It is just a question of judgment. How, when refusal to state one's residence is privileged under the Fifth Amendment, we can hold the questions here in Shane, Hitson, McGowan and Hammett innocuous and unprotected, we do not know.


As typical of all four, we detail the questions asked of the witness Shane of which she was found guilty of contempt in refusing to answer before the grand jury:


1. How long have you lived in Vallejo?


2. Where do you work?


3. What is your occupation?


4. Have you ever been engaged in prostitution?


5. Has anyone ever assisted you in finding a place to work as a prostitute?


6. Were you in Elko, Nevada, on or about February 21, 1959?


7. From where did you travel when you went to Elko, Nevada, on or about February 21, 1959?


8. How did you get there?


9. With whom did you go?


10. Who, if any one, provided your transportation to Elko?


11. Who, if any one, assisted you in getting to Elko?


12. Why did you go to Elko, Nevada?


13. Who suggested you go to Elko?


14. When did you leave Elko, Nevada?


15. Where did you go from Elko, Nevada?


16. Who, if any one, assisted you in traveling from Elko?


17. Who, if any one, provided your transportation from Elko?


18. How were you assisted?


19. Who suggested that you leave Elko?


20. Have you ever been in Winnemucca, Nevada?


21. When was the last time?


22. Were you in Winnemucca, Nevada, in February, March, April or May of 1959?


23. Who, if any one, provided your transportation to Winnemucca?


24. Who, if any one, assisted you in traveling to Winnemucca?


25. How did you go to Winnemucca?

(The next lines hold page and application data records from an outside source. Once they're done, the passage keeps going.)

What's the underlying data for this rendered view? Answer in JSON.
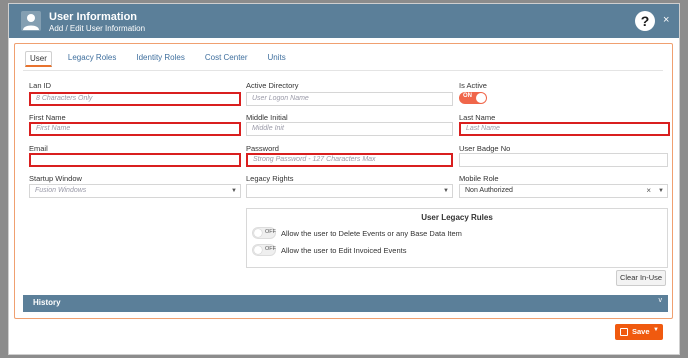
{
  "header": {
    "title": "User Information",
    "subtitle": "Add / Edit User Information"
  },
  "tabs": [
    {
      "label": "User"
    },
    {
      "label": "Legacy Roles"
    },
    {
      "label": "Identity Roles"
    },
    {
      "label": "Cost Center"
    },
    {
      "label": "Units"
    }
  ],
  "fields": {
    "lan_id": {
      "label": "Lan ID",
      "placeholder": "8 Characters Only"
    },
    "active_directory": {
      "label": "Active Directory",
      "placeholder": "User Logon Name"
    },
    "is_active": {
      "label": "Is Active",
      "toggle_text": "ON"
    },
    "first_name": {
      "label": "First Name",
      "placeholder": "First Name"
    },
    "middle_initial": {
      "label": "Middle Initial",
      "placeholder": "Middle Init"
    },
    "last_name": {
      "label": "Last Name",
      "placeholder": "Last Name"
    },
    "email": {
      "label": "Email",
      "placeholder": ""
    },
    "password": {
      "label": "Password",
      "placeholder": "Strong Password - 127 Characters Max"
    },
    "user_badge_no": {
      "label": "User Badge No",
      "placeholder": ""
    },
    "startup_window": {
      "label": "Startup Window",
      "value": "Fusion Windows"
    },
    "legacy_rights": {
      "label": "Legacy Rights",
      "value": ""
    },
    "mobile_role": {
      "label": "Mobile Role",
      "value": "Non Authorized"
    }
  },
  "legacy_rules": {
    "title": "User Legacy Rules",
    "toggle_text": "OFF",
    "rules": [
      {
        "text": "Allow the user to Delete Events or any Base Data Item"
      },
      {
        "text": "Allow the user to Edit Invoiced Events"
      }
    ]
  },
  "buttons": {
    "clear_in_use": "Clear In-Use",
    "save": "Save"
  },
  "history": {
    "label": "History"
  },
  "icons": {
    "help": "?",
    "close": "×",
    "caret": "▼",
    "clear": "×",
    "chevron": "v"
  },
  "colors": {
    "header": "#5b7f99",
    "accent": "#f05a0f",
    "required_border": "#d91f1f",
    "toggle_on": "#f0664a"
  }
}
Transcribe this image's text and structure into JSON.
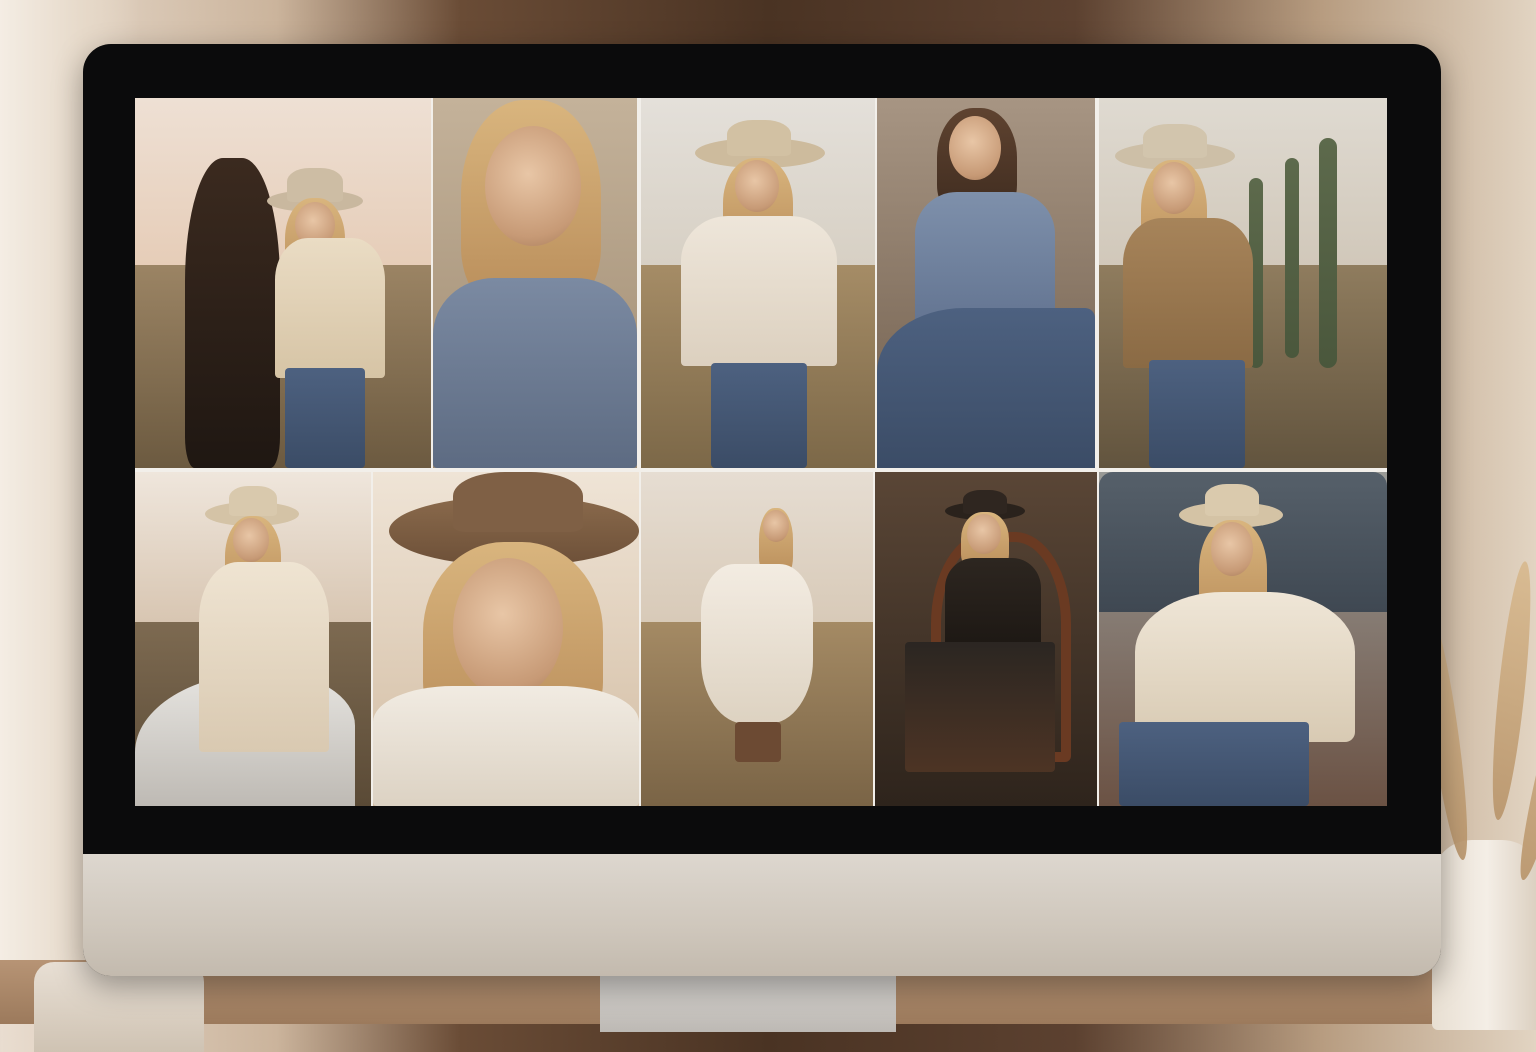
{
  "scene": {
    "description_colors": {
      "wall_left": "#e9ddd0",
      "wall_center": "#4a3323",
      "monitor_bezel": "#0b0b0c",
      "monitor_chin": "#d8d1c8"
    }
  },
  "gallery": {
    "photos": [
      {
        "subject": "woman-with-horse",
        "palette": [
          "#e8d7c7",
          "#8d7a5e"
        ]
      },
      {
        "subject": "blonde-denim-portrait",
        "palette": [
          "#b7a38a",
          "#6f7d92"
        ]
      },
      {
        "subject": "woman-cowboy-hat-lace-top",
        "palette": [
          "#e3ddd3",
          "#9c8662"
        ]
      },
      {
        "subject": "woman-denim-shirt-seated",
        "palette": [
          "#9a8670",
          "#6d7e97"
        ]
      },
      {
        "subject": "woman-suede-jacket-cactus",
        "palette": [
          "#d9d2c6",
          "#8f7b5d"
        ]
      },
      {
        "subject": "woman-riding-white-horse",
        "palette": [
          "#d6c8b8",
          "#7b6a52"
        ]
      },
      {
        "subject": "woman-brown-hat-closeup",
        "palette": [
          "#efe3d3",
          "#b68b62"
        ]
      },
      {
        "subject": "woman-white-dress-field",
        "palette": [
          "#e3dbd0",
          "#a78a63"
        ]
      },
      {
        "subject": "woman-black-hat-chair",
        "palette": [
          "#4d3a2b",
          "#2c221b"
        ]
      },
      {
        "subject": "woman-fur-coat-truck",
        "palette": [
          "#8b8f92",
          "#6d4a36"
        ]
      }
    ]
  }
}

26. Who suggested that you go to Winnemucca?


We do not analyze the questions in the light of Hoffman v. United States, 341 U.S. 479, 71 S.Ct. 814, 95 L.Ed. 1118. But we must do so in the light of Simpson, supra.


It is not fanciful that the questions asked these women might lead to federal criminal income tax problems for them, or to a showing that one of the women had been a party to the transportation of some other woman (or a conspiracy) in interstate commerce in violation of the Mann Act, 18 U.S.C.A. 2421 et seq.

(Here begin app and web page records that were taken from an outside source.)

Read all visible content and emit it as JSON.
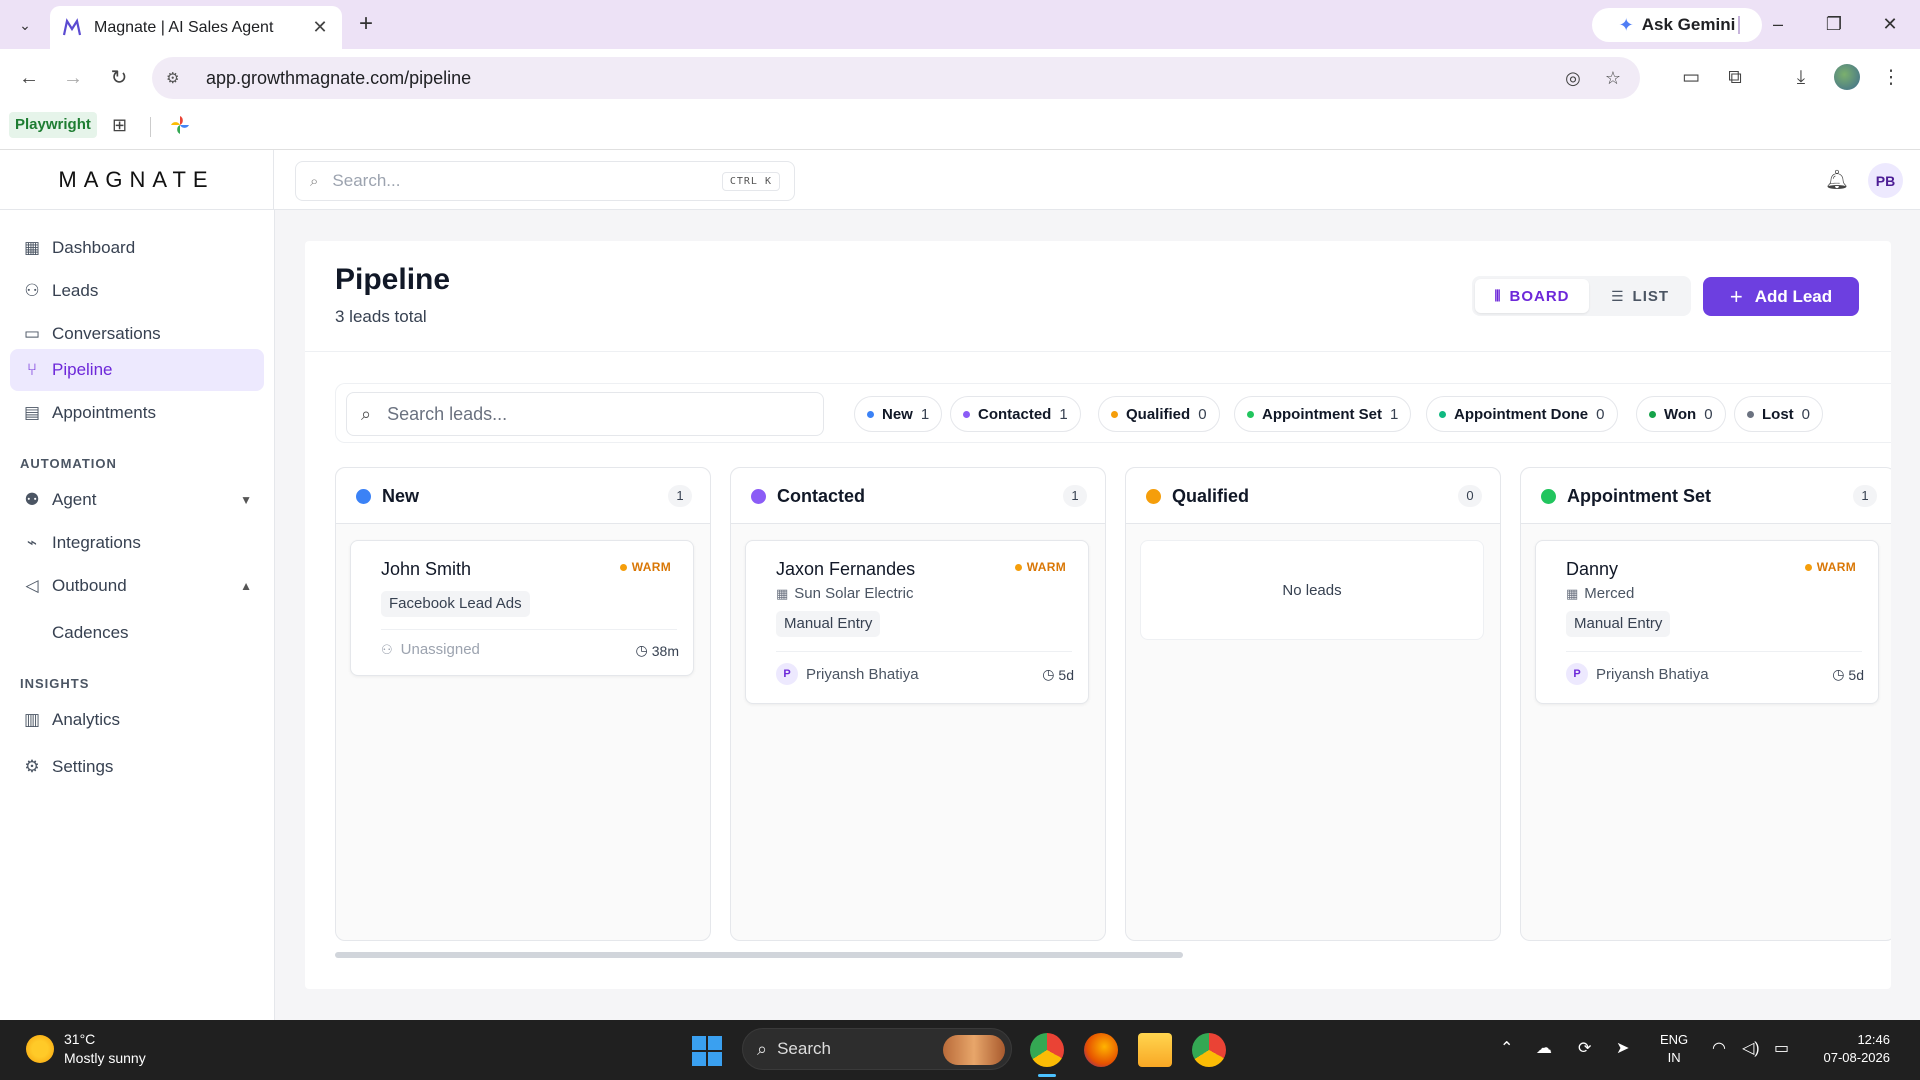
{
  "browser": {
    "tab_title": "Magnate | AI Sales Agent",
    "url": "app.growthmagnate.com/pipeline",
    "gemini_label": "Ask Gemini",
    "bookmark_playwright": "Playwright"
  },
  "app": {
    "logo": "MAGNATE",
    "search_placeholder": "Search...",
    "search_shortcut": "CTRL K",
    "avatar_initials": "PB"
  },
  "sidebar": {
    "items": [
      {
        "label": "Dashboard",
        "icon": "dashboard-icon"
      },
      {
        "label": "Leads",
        "icon": "users-icon"
      },
      {
        "label": "Conversations",
        "icon": "message-icon"
      },
      {
        "label": "Pipeline",
        "icon": "pipeline-icon",
        "active": true
      },
      {
        "label": "Appointments",
        "icon": "calendar-icon"
      }
    ],
    "automation_label": "AUTOMATION",
    "automation_items": [
      {
        "label": "Agent",
        "icon": "bot-icon"
      },
      {
        "label": "Integrations",
        "icon": "plug-icon"
      },
      {
        "label": "Outbound",
        "icon": "megaphone-icon"
      }
    ],
    "outbound_sub": "Cadences",
    "insights_label": "INSIGHTS",
    "insights_items": [
      {
        "label": "Analytics",
        "icon": "bar-chart-icon"
      },
      {
        "label": "Settings",
        "icon": "gear-icon"
      }
    ]
  },
  "pipeline": {
    "title": "Pipeline",
    "subtitle": "3 leads total",
    "view_board": "BOARD",
    "view_list": "LIST",
    "add_lead": "Add Lead",
    "search_placeholder": "Search leads...",
    "filters": [
      {
        "label": "New",
        "count": "1",
        "color": "#3b82f6"
      },
      {
        "label": "Contacted",
        "count": "1",
        "color": "#8b5cf6"
      },
      {
        "label": "Qualified",
        "count": "0",
        "color": "#f59e0b"
      },
      {
        "label": "Appointment Set",
        "count": "1",
        "color": "#22c55e"
      },
      {
        "label": "Appointment Done",
        "count": "0",
        "color": "#10b981"
      },
      {
        "label": "Won",
        "count": "0",
        "color": "#16a34a"
      },
      {
        "label": "Lost",
        "count": "0",
        "color": "#6b7280"
      }
    ],
    "columns": [
      {
        "title": "New",
        "count": "1",
        "color": "#3b82f6"
      },
      {
        "title": "Contacted",
        "count": "1",
        "color": "#8b5cf6"
      },
      {
        "title": "Qualified",
        "count": "0",
        "color": "#f59e0b",
        "empty_text": "No leads"
      },
      {
        "title": "Appointment Set",
        "count": "1",
        "color": "#22c55e"
      }
    ],
    "cards": [
      {
        "name": "John Smith",
        "temp": "WARM",
        "source": "Facebook Lead Ads",
        "owner": "Unassigned",
        "age": "38m"
      },
      {
        "name": "Jaxon Fernandes",
        "temp": "WARM",
        "company": "Sun Solar Electric",
        "source": "Manual Entry",
        "owner_initial": "P",
        "owner": "Priyansh Bhatiya",
        "age": "5d"
      },
      {
        "name": "Danny",
        "temp": "WARM",
        "company": "Merced",
        "source": "Manual Entry",
        "owner_initial": "P",
        "owner": "Priyansh Bhatiya",
        "age": "5d"
      }
    ]
  },
  "taskbar": {
    "temp": "31°C",
    "weather": "Mostly sunny",
    "search": "Search",
    "lang1": "ENG",
    "lang2": "IN",
    "time": "12:46",
    "date": "07-08-2026"
  }
}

This opinion is not intended to be critical of the ultimate decision is Simpson in which the solicitor general concurred. But we think it has far-reaching consequences which must be applied here. If we misunderstand it, we shall be corrected in time. Meanwhile, the United States attorney should not be impatient that he did not receive a full dress opinion in these cases after they were originally submitted. We saw no need for it, and still see none.


The petition for rehearing is denied.